Politically conservative (versus liberal) individuals generally report more prejudice towards various low-status out-groups. Three studies examined whether prejudice suppression factors-specifically, internal and external motivation to suppress (IMS and EMS, respectively) prejudice-can help explain the relationship between political orientation and prejudice. Study 1 showed that IMS and EMS partially mediated the relationship between political orientation and affective prejudice towards Arabs. Study 2 demonstrated that when justification [right-wing authoritarianism (RWA) and social dominance orientation] and suppression (IMS and EMS) factors are simultaneously tested as mediators, only RWA partially mediated the relationship between political orientation and prejudice towards deviant (e.g. gay men) out-groups, whereas RWA and IMS fully mediated the relationship between political orientation and prejudice towards derogated out-groups (e.g. Blacks). Intriguingly, IMS rendered social dominance orientation effects non-significant for derogated out-groups. Study 3 showed that anticipating an out-group interaction (with a Black or lesbian confederate) diminished the mediational contribution of IMS in the political orientation-prejudice relationship because of increased IMS among participants; yet the increases in IMS did not completely eliminate differences in prejudice as a function of political orientation. Ultimately, these three studies demonstrate that suppression (in addition to justification) factors do help explain the relationship between political orientation and prejudice.
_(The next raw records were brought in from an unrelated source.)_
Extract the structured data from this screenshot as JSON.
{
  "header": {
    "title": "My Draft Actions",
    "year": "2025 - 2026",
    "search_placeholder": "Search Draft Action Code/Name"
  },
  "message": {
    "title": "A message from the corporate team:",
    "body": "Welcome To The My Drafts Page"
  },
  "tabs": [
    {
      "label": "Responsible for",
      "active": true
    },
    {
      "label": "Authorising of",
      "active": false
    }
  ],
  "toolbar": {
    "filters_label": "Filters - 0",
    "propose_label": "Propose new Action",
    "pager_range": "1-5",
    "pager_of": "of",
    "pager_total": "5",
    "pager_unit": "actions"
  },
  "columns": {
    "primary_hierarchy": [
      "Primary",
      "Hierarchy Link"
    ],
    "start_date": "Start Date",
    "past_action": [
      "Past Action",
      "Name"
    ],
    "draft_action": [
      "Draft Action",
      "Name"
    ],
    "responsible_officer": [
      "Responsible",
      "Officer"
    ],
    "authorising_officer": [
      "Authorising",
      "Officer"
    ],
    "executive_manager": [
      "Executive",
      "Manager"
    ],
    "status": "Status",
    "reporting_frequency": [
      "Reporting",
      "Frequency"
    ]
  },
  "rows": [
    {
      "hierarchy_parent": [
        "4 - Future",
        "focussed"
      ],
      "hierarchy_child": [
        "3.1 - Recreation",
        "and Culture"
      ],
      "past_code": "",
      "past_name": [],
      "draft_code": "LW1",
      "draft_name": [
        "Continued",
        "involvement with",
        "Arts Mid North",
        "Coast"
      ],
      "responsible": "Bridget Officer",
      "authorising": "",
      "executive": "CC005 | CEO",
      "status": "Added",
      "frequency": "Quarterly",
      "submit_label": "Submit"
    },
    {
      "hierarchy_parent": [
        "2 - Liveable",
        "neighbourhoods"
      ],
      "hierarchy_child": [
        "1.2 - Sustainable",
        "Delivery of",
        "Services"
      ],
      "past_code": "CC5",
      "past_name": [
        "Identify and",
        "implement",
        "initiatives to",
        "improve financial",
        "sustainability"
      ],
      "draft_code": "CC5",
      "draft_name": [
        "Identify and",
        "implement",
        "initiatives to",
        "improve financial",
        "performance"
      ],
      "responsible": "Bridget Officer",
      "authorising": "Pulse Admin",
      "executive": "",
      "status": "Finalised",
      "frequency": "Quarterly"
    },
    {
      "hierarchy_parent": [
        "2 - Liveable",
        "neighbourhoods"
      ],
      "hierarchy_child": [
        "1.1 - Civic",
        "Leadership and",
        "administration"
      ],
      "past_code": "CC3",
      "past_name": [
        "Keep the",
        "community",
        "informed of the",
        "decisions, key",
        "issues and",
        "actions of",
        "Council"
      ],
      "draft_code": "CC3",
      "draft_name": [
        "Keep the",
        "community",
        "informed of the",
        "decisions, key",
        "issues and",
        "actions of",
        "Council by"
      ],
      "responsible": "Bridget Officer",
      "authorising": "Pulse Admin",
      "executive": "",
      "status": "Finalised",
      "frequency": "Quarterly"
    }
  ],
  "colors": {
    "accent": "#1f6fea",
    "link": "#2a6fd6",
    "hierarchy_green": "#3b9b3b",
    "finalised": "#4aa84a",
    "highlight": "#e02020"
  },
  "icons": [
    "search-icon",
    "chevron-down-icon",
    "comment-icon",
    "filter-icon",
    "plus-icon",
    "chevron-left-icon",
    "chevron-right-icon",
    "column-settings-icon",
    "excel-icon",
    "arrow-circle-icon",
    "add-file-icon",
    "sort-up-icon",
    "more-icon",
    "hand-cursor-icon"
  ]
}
All Science Journal Classification (ASJC) codes
- Social Psychology